A Whirligig Tour of
The Beautiful Basics of Science
Nike Doukas, Reader
"So Werner Heisenberg is tootling along, and a cop pulls him over. The cop asks him, Do you know how fast you were going? Heisenberg replies: No, but I know exactly where I am."
Ms. Angier takes us through all the hard sciences: Astronomy, Physics, Geology, Chemistry, and Evolutionary and Molecular Biology. We were able to follow her lessons most of the way. Like when she quotes Cynthia Wolberger (Johns Hopkins), the cell, if magnified, looks, gorp, "exactly like snot ... gooey and viscous." Or from physicist Ramamurti Shankar, The charge of a particle is "an attitude ... it's like saying a person has charisma."
We did get buffaloed on probability: Angier tries to explain that if we have thirty or so people in the same room, the chances of two of them having the same birthday are relatively high. We didn't get it.
We did understand, albeit vaguely, why H20 looks like "Mickey Mouse's head" (the electrons are closer to each other around the nucleus). We were enthralled by the picture of the electrons of an atom, any atom, spinning so rapidly that it would look, to an observer, like a fog. (Our old physics teacher, Mr. Rosner, made us believe that their round very leisurely.)
We learned from Heisenberg that the "path" comes into existence only when we observe it, e. g., the very act of observing must change the observed (a lesson straight out of the teachings of Krishnamurti). And Angier tells us that DNA is "a long-winded masterpiece."
We learn that the prime component of space is space. Chemical bonding is compared to James Bond, and when you go to a wedding, you might as well mourn: one out of two marriages will end in divorce. (We also learned that one's chance of dying in an airplane accident is rare, the ratio of yes to no is 1:18,000.)
The chapter on Evolutionary biology is rather opinionated, for Angier takes it personally that 35% of Americans believe that Darwin's Theory of Evolution is merely a theory. And only 1/1000 of species' fossils have been found. On the Big Bang, she tries to convince us that it is "space that is moving, not the galaxies." A hummingbird egg --- ratio of parent to child --- is compared to a woman producing a thirty-pound baby, ow, and the secret of all life is, yes, "protein." You and I are in the business of creating and destroying millions of cells each day and each DNA genome has 3,000,000,000 bits of information.
The only thing that Angier doesn't seem to know is how to cook an egg. She authoritatively tells us that if you heat water and eggs to boiling, and then turn off the heat, you don't get hard-boiled eggs. We should get her out of the lab and into the kitchen, for Craig Clairborne and the Rombachers (and I) know the best way to make hard-boiled eggs is to put them in cold water in a pot, bring it up to a boil and instantly turn it off and stick on a heavy lid.

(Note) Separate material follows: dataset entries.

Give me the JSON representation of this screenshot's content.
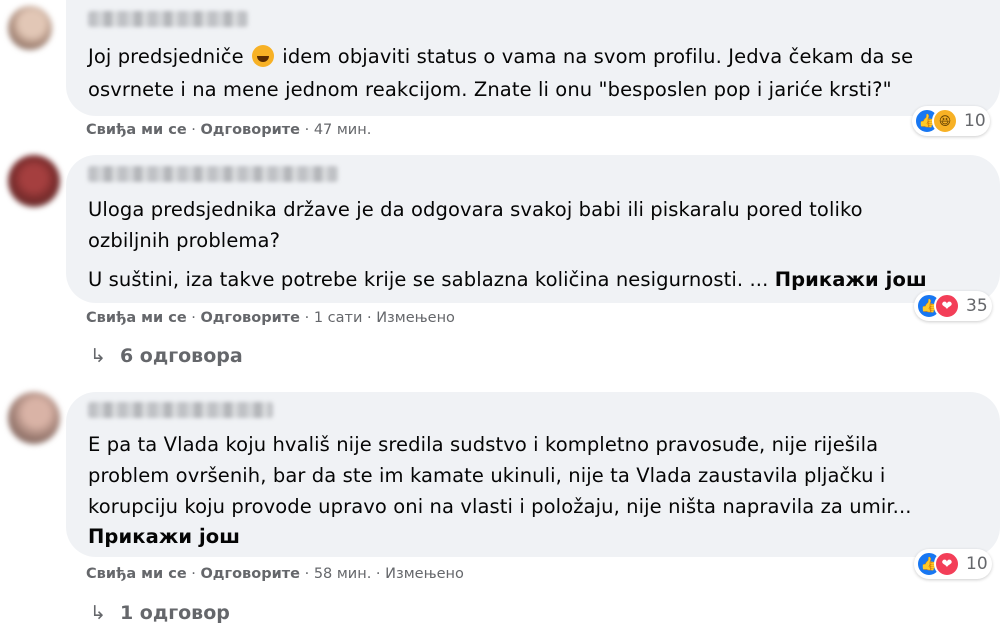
{
  "comments": [
    {
      "text_lines": [
        [
          "Joj predsjedniče ",
          " idem objaviti status o vama na svom profilu. Jedva čekam da se"
        ],
        "osvrnete i na mene jednom reakcijom. Znate li onu \"besposlen pop i jariće krsti?\""
      ],
      "inline_emoji": "rolling-laughing-emoji",
      "like_label": "Свиђа ми се",
      "reply_label": "Одговорите",
      "time": "47 мин.",
      "reactions": [
        "like",
        "haha"
      ],
      "reaction_count": "10"
    },
    {
      "text_lines": [
        "Uloga predsjednika države je da odgovara svakoj babi ili piskaralu pored toliko",
        "ozbiljnih problema?",
        "U suštini, iza takve potrebe krije se sablazna količina nesigurnosti. ..."
      ],
      "see_more": "Прикажи још",
      "like_label": "Свиђа ми се",
      "reply_label": "Одговорите",
      "time": "1 сати",
      "edited": "Измењено",
      "reactions": [
        "like",
        "love"
      ],
      "reaction_count": "35",
      "replies_label": "6 одговора"
    },
    {
      "text_lines": [
        "E pa ta Vlada koju hvališ nije sredila sudstvo i kompletno pravosuđe, nije riješila",
        "problem ovršenih, bar da ste im kamate ukinuli, nije ta Vlada zaustavila pljačku i",
        "korupciju koju provode upravo oni na vlasti i položaju, nije ništa napravila za umir..."
      ],
      "see_more": "Прикажи још",
      "like_label": "Свиђа ми се",
      "reply_label": "Одговорите",
      "time": "58 мин.",
      "edited": "Измењено",
      "reactions": [
        "like",
        "love"
      ],
      "reaction_count": "10",
      "replies_label": "1 одговор"
    }
  ],
  "colors": {
    "bubble": "#f0f2f5",
    "secondary_text": "#65676b",
    "like": "#1877f2",
    "love": "#f33e58",
    "haha": "#f7b125"
  },
  "icons": {
    "reply_arrow": "reply-arrow-icon"
  }
}
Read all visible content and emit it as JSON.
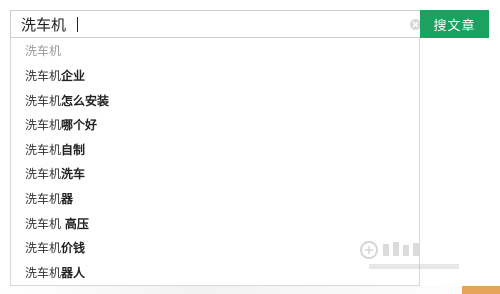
{
  "search": {
    "value": "洗车机",
    "button_label": "搜文章"
  },
  "suggestions": {
    "header": "洗车机",
    "items": [
      {
        "keyword": "洗车机",
        "suffix": "企业"
      },
      {
        "keyword": "洗车机",
        "suffix": "怎么安装"
      },
      {
        "keyword": "洗车机",
        "suffix": "哪个好"
      },
      {
        "keyword": "洗车机",
        "suffix": "自制"
      },
      {
        "keyword": "洗车机",
        "suffix": "洗车"
      },
      {
        "keyword": "洗车机",
        "suffix": "器"
      },
      {
        "keyword": "洗车机 ",
        "suffix": "高压"
      },
      {
        "keyword": "洗车机",
        "suffix": "价钱"
      },
      {
        "keyword": "洗车机",
        "suffix": "器人"
      }
    ]
  },
  "icons": {
    "clear": "close-icon"
  },
  "colors": {
    "button": "#1aa260"
  }
}
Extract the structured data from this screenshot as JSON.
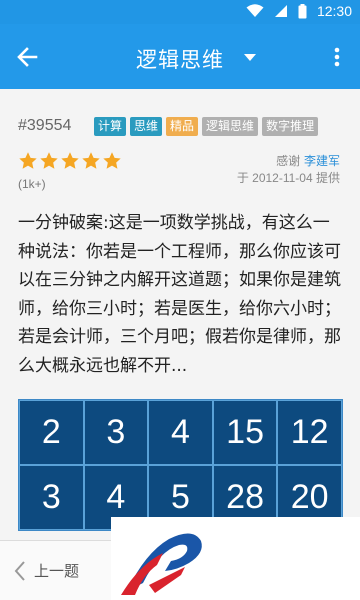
{
  "status_bar": {
    "time": "12:30"
  },
  "app_bar": {
    "title": "逻辑思维"
  },
  "puzzle": {
    "id": "#39554",
    "tags": [
      {
        "label": "计算",
        "color": "#2a9bbf"
      },
      {
        "label": "思维",
        "color": "#2a9bbf"
      },
      {
        "label": "精品",
        "color": "#f0ad4e"
      },
      {
        "label": "逻辑思维",
        "color": "#b0b0b0"
      },
      {
        "label": "数字推理",
        "color": "#b0b0b0"
      }
    ],
    "rating": {
      "stars": 5,
      "max": 5,
      "count_label": "(1k+)"
    },
    "thanks_prefix": "感谢",
    "author": "李建军",
    "provided": "于 2012-11-04 提供",
    "text": "一分钟破案:这是一项数学挑战，有这么一种说法：你若是一个工程师，那么你应该可以在三分钟之内解开这道题；如果你是建筑师，给你三小时；若是医生，给你六小时；若是会计师，三个月吧；假若你是律师，那么大概永远也解不开...",
    "grid": {
      "rows": [
        [
          "2",
          "3",
          "4",
          "15",
          "12"
        ],
        [
          "3",
          "4",
          "5",
          "28",
          "20"
        ]
      ]
    }
  },
  "bottom_bar": {
    "prev_label": "上一题"
  },
  "colors": {
    "primary": "#2399e9",
    "star": "#f5a623",
    "grid_bg": "#0d4a7f"
  }
}
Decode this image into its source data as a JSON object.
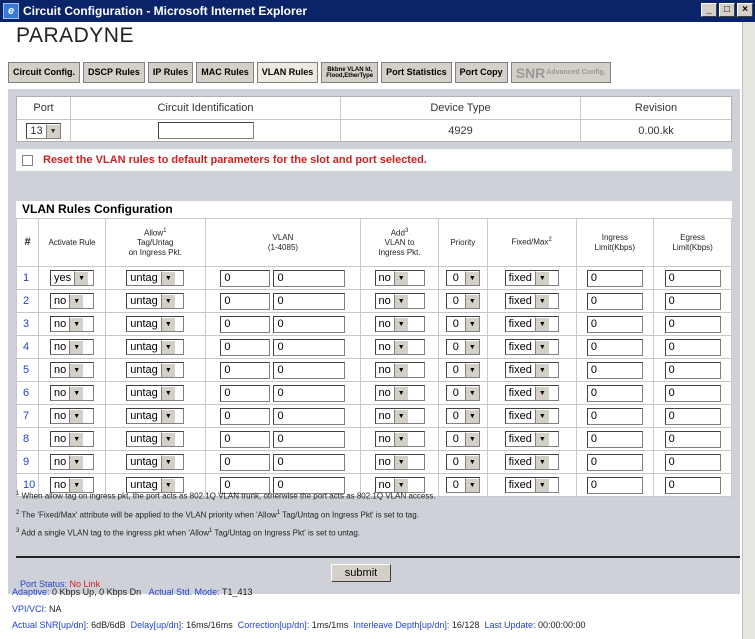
{
  "window": {
    "title": "Circuit Configuration - Microsoft Internet Explorer",
    "controls": [
      "_",
      "□",
      "×"
    ]
  },
  "logo": "PARADYNE",
  "tabs": [
    {
      "label": "Circuit Config.",
      "active": false
    },
    {
      "label": "DSCP Rules",
      "active": false
    },
    {
      "label": "IP Rules",
      "active": false
    },
    {
      "label": "MAC Rules",
      "active": false
    },
    {
      "label": "VLAN Rules",
      "active": true
    },
    {
      "label_line1": "Bkbne VLAN Id,",
      "label_line2": "Flood,EtherType"
    },
    {
      "label": "Port Statistics",
      "active": false
    },
    {
      "label": "Port Copy",
      "active": false
    },
    {
      "label_big": "SNR",
      "label_small": "Advanced Config."
    }
  ],
  "header": {
    "port_label": "Port",
    "circuit_label": "Circuit Identification",
    "device_label": "Device Type",
    "revision_label": "Revision",
    "port_value": "13",
    "circuit_value": "",
    "device_value": "4929",
    "revision_value": "0.00.kk"
  },
  "reset_text": "Reset the VLAN rules to default parameters for the slot and port selected.",
  "rules": {
    "title": "VLAN Rules Configuration",
    "columns": {
      "num": "#",
      "activate": "Activate Rule",
      "allow_a": "Allow",
      "allow_b": "Tag/Untag",
      "allow_c": "on Ingress Pkt.",
      "vlan_a": "VLAN",
      "vlan_b": "(1-4085)",
      "add_a": "Add",
      "add_b": "VLAN to",
      "add_c": "Ingress Pkt.",
      "priority": "Priority",
      "fixed": "Fixed/Max",
      "ingress_a": "Ingress",
      "ingress_b": "Limit(Kbps)",
      "egress_a": "Egress",
      "egress_b": "Limit(Kbps)"
    },
    "rows": [
      {
        "n": "1",
        "activate": "yes",
        "allow": "untag",
        "vlan1": "0",
        "vlan2": "0",
        "add": "no",
        "priority": "0",
        "fixed": "fixed",
        "ingress": "0",
        "egress": "0"
      },
      {
        "n": "2",
        "activate": "no",
        "allow": "untag",
        "vlan1": "0",
        "vlan2": "0",
        "add": "no",
        "priority": "0",
        "fixed": "fixed",
        "ingress": "0",
        "egress": "0"
      },
      {
        "n": "3",
        "activate": "no",
        "allow": "untag",
        "vlan1": "0",
        "vlan2": "0",
        "add": "no",
        "priority": "0",
        "fixed": "fixed",
        "ingress": "0",
        "egress": "0"
      },
      {
        "n": "4",
        "activate": "no",
        "allow": "untag",
        "vlan1": "0",
        "vlan2": "0",
        "add": "no",
        "priority": "0",
        "fixed": "fixed",
        "ingress": "0",
        "egress": "0"
      },
      {
        "n": "5",
        "activate": "no",
        "allow": "untag",
        "vlan1": "0",
        "vlan2": "0",
        "add": "no",
        "priority": "0",
        "fixed": "fixed",
        "ingress": "0",
        "egress": "0"
      },
      {
        "n": "6",
        "activate": "no",
        "allow": "untag",
        "vlan1": "0",
        "vlan2": "0",
        "add": "no",
        "priority": "0",
        "fixed": "fixed",
        "ingress": "0",
        "egress": "0"
      },
      {
        "n": "7",
        "activate": "no",
        "allow": "untag",
        "vlan1": "0",
        "vlan2": "0",
        "add": "no",
        "priority": "0",
        "fixed": "fixed",
        "ingress": "0",
        "egress": "0"
      },
      {
        "n": "8",
        "activate": "no",
        "allow": "untag",
        "vlan1": "0",
        "vlan2": "0",
        "add": "no",
        "priority": "0",
        "fixed": "fixed",
        "ingress": "0",
        "egress": "0"
      },
      {
        "n": "9",
        "activate": "no",
        "allow": "untag",
        "vlan1": "0",
        "vlan2": "0",
        "add": "no",
        "priority": "0",
        "fixed": "fixed",
        "ingress": "0",
        "egress": "0"
      },
      {
        "n": "10",
        "activate": "no",
        "allow": "untag",
        "vlan1": "0",
        "vlan2": "0",
        "add": "no",
        "priority": "0",
        "fixed": "fixed",
        "ingress": "0",
        "egress": "0"
      }
    ]
  },
  "footnotes": {
    "fn1": "When allow tag on ingress pkt, the port acts as 802.1Q VLAN trunk, otherwise the port acts as 802.1Q VLAN access.",
    "fn2a": "The 'Fixed/Max' attribute will be applied to the VLAN priority when 'Allow",
    "fn2b": " Tag/Untag on Ingress Pkt' is set to tag.",
    "fn3a": "Add a single VLAN tag to the ingress pkt when 'Allow",
    "fn3b": " Tag/Untag on Ingress Pkt' is set to untag."
  },
  "submit_label": "submit",
  "status": {
    "port_status_label": "Port Status:",
    "port_status_value": "No Link",
    "adaptive_label": "Adaptive:",
    "adaptive_value": "0 Kbps Up, 0 Kbps Dn",
    "std_mode_label": "Actual Std. Mode:",
    "std_mode_value": "T1_413",
    "vpivci_label": "VPI/VCI:",
    "vpivci_value": "NA",
    "snr_label": "Actual SNR[up/dn]:",
    "snr_value": "6dB/6dB",
    "delay_label": "Delay[up/dn]:",
    "delay_value": "16ms/16ms",
    "correction_label": "Correction[up/dn]:",
    "correction_value": "1ms/1ms",
    "interleave_label": "Interleave Depth[up/dn]:",
    "interleave_value": "16/128",
    "last_update_label": "Last Update:",
    "last_update_value": "00:00:00:00"
  }
}
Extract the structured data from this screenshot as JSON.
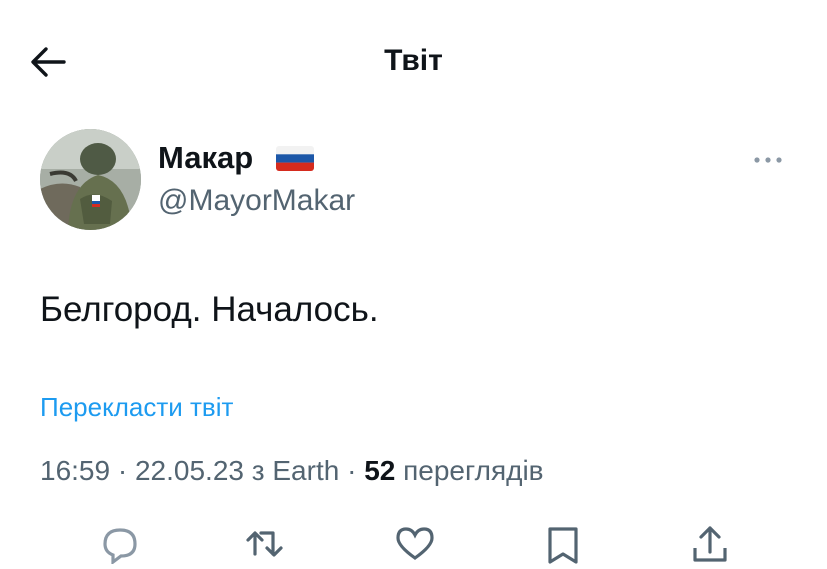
{
  "header": {
    "title": "Твіт"
  },
  "tweet": {
    "author_name": "Макар",
    "author_flag": "russia-flag-icon",
    "handle": "@MayorMakar",
    "text": "Белгород. Началось.",
    "translate_label": "Перекласти твіт",
    "time": "16:59",
    "date": "22.05.23",
    "source": "з Earth",
    "separator": "·",
    "views_count": "52",
    "views_label": "переглядів"
  },
  "actions": [
    "reply-icon",
    "retweet-icon",
    "like-icon",
    "bookmark-icon",
    "share-icon"
  ],
  "colors": {
    "link": "#1d9bf0",
    "secondary_text": "#536471",
    "primary_text": "#0f1419"
  }
}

Skip the introduction --- it's redundant and unimportant. The reading by Nike Doukas on this Highbridge Audio disk is fine.--- Lolita Lark